Records to use:
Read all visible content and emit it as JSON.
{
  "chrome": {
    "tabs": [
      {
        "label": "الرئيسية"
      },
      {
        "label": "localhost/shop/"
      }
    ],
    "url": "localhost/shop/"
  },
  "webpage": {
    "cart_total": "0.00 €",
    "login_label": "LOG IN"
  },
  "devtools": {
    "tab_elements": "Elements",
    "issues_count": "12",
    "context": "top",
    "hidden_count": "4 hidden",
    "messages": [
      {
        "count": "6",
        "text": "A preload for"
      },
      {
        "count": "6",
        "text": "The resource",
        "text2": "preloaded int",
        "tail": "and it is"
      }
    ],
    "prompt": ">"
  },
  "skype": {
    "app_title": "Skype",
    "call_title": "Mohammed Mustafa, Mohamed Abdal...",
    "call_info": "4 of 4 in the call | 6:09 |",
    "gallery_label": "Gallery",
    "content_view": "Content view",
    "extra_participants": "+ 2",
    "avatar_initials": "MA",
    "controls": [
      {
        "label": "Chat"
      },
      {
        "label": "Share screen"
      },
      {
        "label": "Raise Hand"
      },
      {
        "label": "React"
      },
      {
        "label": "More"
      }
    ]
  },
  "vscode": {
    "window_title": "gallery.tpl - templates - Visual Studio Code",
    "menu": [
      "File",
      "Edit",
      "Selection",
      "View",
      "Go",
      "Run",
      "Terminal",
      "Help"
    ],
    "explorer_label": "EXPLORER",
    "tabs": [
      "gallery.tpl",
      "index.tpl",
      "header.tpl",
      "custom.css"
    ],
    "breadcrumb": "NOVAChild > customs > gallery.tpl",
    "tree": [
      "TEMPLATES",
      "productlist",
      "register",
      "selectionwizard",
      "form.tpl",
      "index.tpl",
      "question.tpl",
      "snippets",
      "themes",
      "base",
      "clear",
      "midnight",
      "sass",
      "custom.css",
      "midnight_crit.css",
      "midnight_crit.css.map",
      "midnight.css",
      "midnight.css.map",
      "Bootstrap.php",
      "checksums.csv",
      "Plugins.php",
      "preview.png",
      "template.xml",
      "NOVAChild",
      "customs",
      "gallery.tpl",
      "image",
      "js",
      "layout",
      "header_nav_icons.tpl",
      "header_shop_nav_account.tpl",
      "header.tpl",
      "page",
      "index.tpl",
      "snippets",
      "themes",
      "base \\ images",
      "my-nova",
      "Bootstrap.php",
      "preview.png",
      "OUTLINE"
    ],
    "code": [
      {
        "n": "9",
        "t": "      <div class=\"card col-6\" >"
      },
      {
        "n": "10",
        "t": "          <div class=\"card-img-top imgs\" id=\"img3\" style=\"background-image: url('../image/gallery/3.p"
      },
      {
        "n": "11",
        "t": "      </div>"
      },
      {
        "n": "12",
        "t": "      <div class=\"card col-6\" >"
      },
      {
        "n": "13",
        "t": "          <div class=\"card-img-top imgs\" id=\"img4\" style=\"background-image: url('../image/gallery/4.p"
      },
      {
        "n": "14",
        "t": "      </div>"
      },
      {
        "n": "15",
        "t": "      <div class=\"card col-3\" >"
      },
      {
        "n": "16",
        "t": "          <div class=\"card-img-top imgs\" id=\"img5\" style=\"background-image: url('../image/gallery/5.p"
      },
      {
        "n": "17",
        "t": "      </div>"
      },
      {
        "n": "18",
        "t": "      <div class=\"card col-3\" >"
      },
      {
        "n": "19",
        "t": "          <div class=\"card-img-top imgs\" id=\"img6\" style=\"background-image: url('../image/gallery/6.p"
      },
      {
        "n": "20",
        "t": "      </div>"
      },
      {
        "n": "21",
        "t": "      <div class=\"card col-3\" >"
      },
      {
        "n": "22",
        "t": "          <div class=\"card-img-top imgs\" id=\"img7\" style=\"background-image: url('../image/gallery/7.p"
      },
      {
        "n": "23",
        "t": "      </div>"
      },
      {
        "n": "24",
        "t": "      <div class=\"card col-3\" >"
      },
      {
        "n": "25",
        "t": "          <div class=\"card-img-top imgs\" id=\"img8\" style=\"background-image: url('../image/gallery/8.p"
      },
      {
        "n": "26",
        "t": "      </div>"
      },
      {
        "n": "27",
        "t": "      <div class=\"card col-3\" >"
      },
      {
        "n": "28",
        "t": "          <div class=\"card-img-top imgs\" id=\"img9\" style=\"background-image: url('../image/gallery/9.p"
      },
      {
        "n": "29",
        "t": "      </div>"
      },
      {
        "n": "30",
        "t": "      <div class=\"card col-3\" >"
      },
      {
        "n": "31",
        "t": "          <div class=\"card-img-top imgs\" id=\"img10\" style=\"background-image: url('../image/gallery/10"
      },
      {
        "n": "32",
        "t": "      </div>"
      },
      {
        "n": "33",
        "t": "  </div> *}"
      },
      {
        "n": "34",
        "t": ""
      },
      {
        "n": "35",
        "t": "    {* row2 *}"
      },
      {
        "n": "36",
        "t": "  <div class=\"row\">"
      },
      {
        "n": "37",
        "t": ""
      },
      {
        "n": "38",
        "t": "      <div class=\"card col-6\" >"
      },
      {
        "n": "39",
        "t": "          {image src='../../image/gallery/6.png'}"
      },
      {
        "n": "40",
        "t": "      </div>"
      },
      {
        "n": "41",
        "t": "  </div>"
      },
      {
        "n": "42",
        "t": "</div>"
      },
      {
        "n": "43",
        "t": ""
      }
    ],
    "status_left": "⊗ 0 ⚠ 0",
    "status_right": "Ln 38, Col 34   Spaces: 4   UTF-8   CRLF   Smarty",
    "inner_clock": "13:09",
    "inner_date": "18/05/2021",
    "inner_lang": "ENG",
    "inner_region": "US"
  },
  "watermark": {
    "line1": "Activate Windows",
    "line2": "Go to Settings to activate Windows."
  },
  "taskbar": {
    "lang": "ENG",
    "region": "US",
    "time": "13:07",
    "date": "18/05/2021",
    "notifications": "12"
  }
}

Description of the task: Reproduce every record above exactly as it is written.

Written solution:
Read all visible content and emit it as JSON.
{
  "chrome": {
    "tabs": [
      {
        "label": "الرئيسية"
      },
      {
        "label": "localhost/shop/"
      }
    ],
    "url": "localhost/shop/"
  },
  "webpage": {
    "cart_total": "0.00 €",
    "login_label": "LOG IN"
  },
  "devtools": {
    "tab_elements": "Elements",
    "issues_count": "12",
    "context": "top",
    "hidden_count": "4 hidden",
    "messages": [
      {
        "count": "6",
        "text": "A preload for"
      },
      {
        "count": "6",
        "text": "The resource",
        "text2": "preloaded int",
        "tail": "and it is"
      }
    ],
    "prompt": ">"
  },
  "skype": {
    "app_title": "Skype",
    "call_title": "Mohammed Mustafa, Mohamed Abdal...",
    "call_info": "4 of 4 in the call | 6:09 |",
    "gallery_label": "Gallery",
    "content_view": "Content view",
    "extra_participants": "+ 2",
    "avatar_initials": "MA",
    "controls": [
      {
        "label": "Chat"
      },
      {
        "label": "Share screen"
      },
      {
        "label": "Raise Hand"
      },
      {
        "label": "React"
      },
      {
        "label": "More"
      }
    ]
  },
  "vscode": {
    "window_title": "gallery.tpl - templates - Visual Studio Code",
    "menu": [
      "File",
      "Edit",
      "Selection",
      "View",
      "Go",
      "Run",
      "Terminal",
      "Help"
    ],
    "explorer_label": "EXPLORER",
    "tabs": [
      "gallery.tpl",
      "index.tpl",
      "header.tpl",
      "custom.css"
    ],
    "breadcrumb": "NOVAChild > customs > gallery.tpl",
    "tree": [
      "TEMPLATES",
      "productlist",
      "register",
      "selectionwizard",
      "form.tpl",
      "index.tpl",
      "question.tpl",
      "snippets",
      "themes",
      "base",
      "clear",
      "midnight",
      "sass",
      "custom.css",
      "midnight_crit.css",
      "midnight_crit.css.map",
      "midnight.css",
      "midnight.css.map",
      "Bootstrap.php",
      "checksums.csv",
      "Plugins.php",
      "preview.png",
      "template.xml",
      "NOVAChild",
      "customs",
      "gallery.tpl",
      "image",
      "js",
      "layout",
      "header_nav_icons.tpl",
      "header_shop_nav_account.tpl",
      "header.tpl",
      "page",
      "index.tpl",
      "snippets",
      "themes",
      "base \\ images",
      "my-nova",
      "Bootstrap.php",
      "preview.png",
      "OUTLINE"
    ],
    "code": [
      {
        "n": "9",
        "t": "      <div class=\"card col-6\" >"
      },
      {
        "n": "10",
        "t": "          <div class=\"card-img-top imgs\" id=\"img3\" style=\"background-image: url('../image/gallery/3.p"
      },
      {
        "n": "11",
        "t": "      </div>"
      },
      {
        "n": "12",
        "t": "      <div class=\"card col-6\" >"
      },
      {
        "n": "13",
        "t": "          <div class=\"card-img-top imgs\" id=\"img4\" style=\"background-image: url('../image/gallery/4.p"
      },
      {
        "n": "14",
        "t": "      </div>"
      },
      {
        "n": "15",
        "t": "      <div class=\"card col-3\" >"
      },
      {
        "n": "16",
        "t": "          <div class=\"card-img-top imgs\" id=\"img5\" style=\"background-image: url('../image/gallery/5.p"
      },
      {
        "n": "17",
        "t": "      </div>"
      },
      {
        "n": "18",
        "t": "      <div class=\"card col-3\" >"
      },
      {
        "n": "19",
        "t": "          <div class=\"card-img-top imgs\" id=\"img6\" style=\"background-image: url('../image/gallery/6.p"
      },
      {
        "n": "20",
        "t": "      </div>"
      },
      {
        "n": "21",
        "t": "      <div class=\"card col-3\" >"
      },
      {
        "n": "22",
        "t": "          <div class=\"card-img-top imgs\" id=\"img7\" style=\"background-image: url('../image/gallery/7.p"
      },
      {
        "n": "23",
        "t": "      </div>"
      },
      {
        "n": "24",
        "t": "      <div class=\"card col-3\" >"
      },
      {
        "n": "25",
        "t": "          <div class=\"card-img-top imgs\" id=\"img8\" style=\"background-image: url('../image/gallery/8.p"
      },
      {
        "n": "26",
        "t": "      </div>"
      },
      {
        "n": "27",
        "t": "      <div class=\"card col-3\" >"
      },
      {
        "n": "28",
        "t": "          <div class=\"card-img-top imgs\" id=\"img9\" style=\"background-image: url('../image/gallery/9.p"
      },
      {
        "n": "29",
        "t": "      </div>"
      },
      {
        "n": "30",
        "t": "      <div class=\"card col-3\" >"
      },
      {
        "n": "31",
        "t": "          <div class=\"card-img-top imgs\" id=\"img10\" style=\"background-image: url('../image/gallery/10"
      },
      {
        "n": "32",
        "t": "      </div>"
      },
      {
        "n": "33",
        "t": "  </div> *}"
      },
      {
        "n": "34",
        "t": ""
      },
      {
        "n": "35",
        "t": "    {* row2 *}"
      },
      {
        "n": "36",
        "t": "  <div class=\"row\">"
      },
      {
        "n": "37",
        "t": ""
      },
      {
        "n": "38",
        "t": "      <div class=\"card col-6\" >"
      },
      {
        "n": "39",
        "t": "          {image src='../../image/gallery/6.png'}"
      },
      {
        "n": "40",
        "t": "      </div>"
      },
      {
        "n": "41",
        "t": "  </div>"
      },
      {
        "n": "42",
        "t": "</div>"
      },
      {
        "n": "43",
        "t": ""
      }
    ],
    "status_left": "⊗ 0 ⚠ 0",
    "status_right": "Ln 38, Col 34   Spaces: 4   UTF-8   CRLF   Smarty",
    "inner_clock": "13:09",
    "inner_date": "18/05/2021",
    "inner_lang": "ENG",
    "inner_region": "US"
  },
  "watermark": {
    "line1": "Activate Windows",
    "line2": "Go to Settings to activate Windows."
  },
  "taskbar": {
    "lang": "ENG",
    "region": "US",
    "time": "13:07",
    "date": "18/05/2021",
    "notifications": "12"
  }
}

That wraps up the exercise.